◆ **Data extracts**
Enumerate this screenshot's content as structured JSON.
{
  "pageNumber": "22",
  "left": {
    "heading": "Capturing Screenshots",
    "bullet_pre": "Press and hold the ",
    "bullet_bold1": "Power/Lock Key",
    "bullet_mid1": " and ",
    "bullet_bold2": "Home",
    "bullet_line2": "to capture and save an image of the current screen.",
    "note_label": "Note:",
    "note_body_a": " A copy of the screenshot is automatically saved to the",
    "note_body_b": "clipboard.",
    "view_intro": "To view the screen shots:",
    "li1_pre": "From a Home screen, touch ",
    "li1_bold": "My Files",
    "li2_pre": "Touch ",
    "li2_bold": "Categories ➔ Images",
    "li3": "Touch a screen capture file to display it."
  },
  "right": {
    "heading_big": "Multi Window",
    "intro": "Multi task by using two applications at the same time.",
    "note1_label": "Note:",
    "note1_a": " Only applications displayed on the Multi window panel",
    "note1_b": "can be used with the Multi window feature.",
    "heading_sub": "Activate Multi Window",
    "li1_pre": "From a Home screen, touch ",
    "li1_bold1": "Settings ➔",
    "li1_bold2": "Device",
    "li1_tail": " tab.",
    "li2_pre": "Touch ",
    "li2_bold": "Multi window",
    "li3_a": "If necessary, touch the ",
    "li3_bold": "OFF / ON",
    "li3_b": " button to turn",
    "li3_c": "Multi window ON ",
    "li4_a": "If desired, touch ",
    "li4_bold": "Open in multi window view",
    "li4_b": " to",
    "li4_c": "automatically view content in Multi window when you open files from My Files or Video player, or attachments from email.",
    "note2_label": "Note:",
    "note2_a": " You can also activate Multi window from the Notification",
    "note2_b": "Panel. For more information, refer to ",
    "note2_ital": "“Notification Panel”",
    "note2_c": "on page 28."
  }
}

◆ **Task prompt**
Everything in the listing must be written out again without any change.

◆ **Result for this exercise**
Enumerate this screenshot's content as structured JSON.
{
  "pageNumber": "22",
  "left": {
    "heading": "Capturing Screenshots",
    "bullet_pre": "Press and hold the ",
    "bullet_bold1": "Power/Lock Key",
    "bullet_mid1": " and ",
    "bullet_bold2": "Home",
    "bullet_line2": "to capture and save an image of the current screen.",
    "note_label": "Note:",
    "note_body_a": " A copy of the screenshot is automatically saved to the",
    "note_body_b": "clipboard.",
    "view_intro": "To view the screen shots:",
    "li1_pre": "From a Home screen, touch ",
    "li1_bold": "My Files",
    "li2_pre": "Touch ",
    "li2_bold": "Categories ➔ Images",
    "li3": "Touch a screen capture file to display it."
  },
  "right": {
    "heading_big": "Multi Window",
    "intro": "Multi task by using two applications at the same time.",
    "note1_label": "Note:",
    "note1_a": " Only applications displayed on the Multi window panel",
    "note1_b": "can be used with the Multi window feature.",
    "heading_sub": "Activate Multi Window",
    "li1_pre": "From a Home screen, touch ",
    "li1_bold1": "Settings ➔",
    "li1_bold2": "Device",
    "li1_tail": " tab.",
    "li2_pre": "Touch ",
    "li2_bold": "Multi window",
    "li3_a": "If necessary, touch the ",
    "li3_bold": "OFF / ON",
    "li3_b": " button to turn",
    "li3_c": "Multi window ON ",
    "li4_a": "If desired, touch ",
    "li4_bold": "Open in multi window view",
    "li4_b": " to",
    "li4_c": "automatically view content in Multi window when you open files from My Files or Video player, or attachments from email.",
    "note2_label": "Note:",
    "note2_a": " You can also activate Multi window from the Notification",
    "note2_b": "Panel. For more information, refer to ",
    "note2_ital": "“Notification Panel”",
    "note2_c": "on page 28."
  }
}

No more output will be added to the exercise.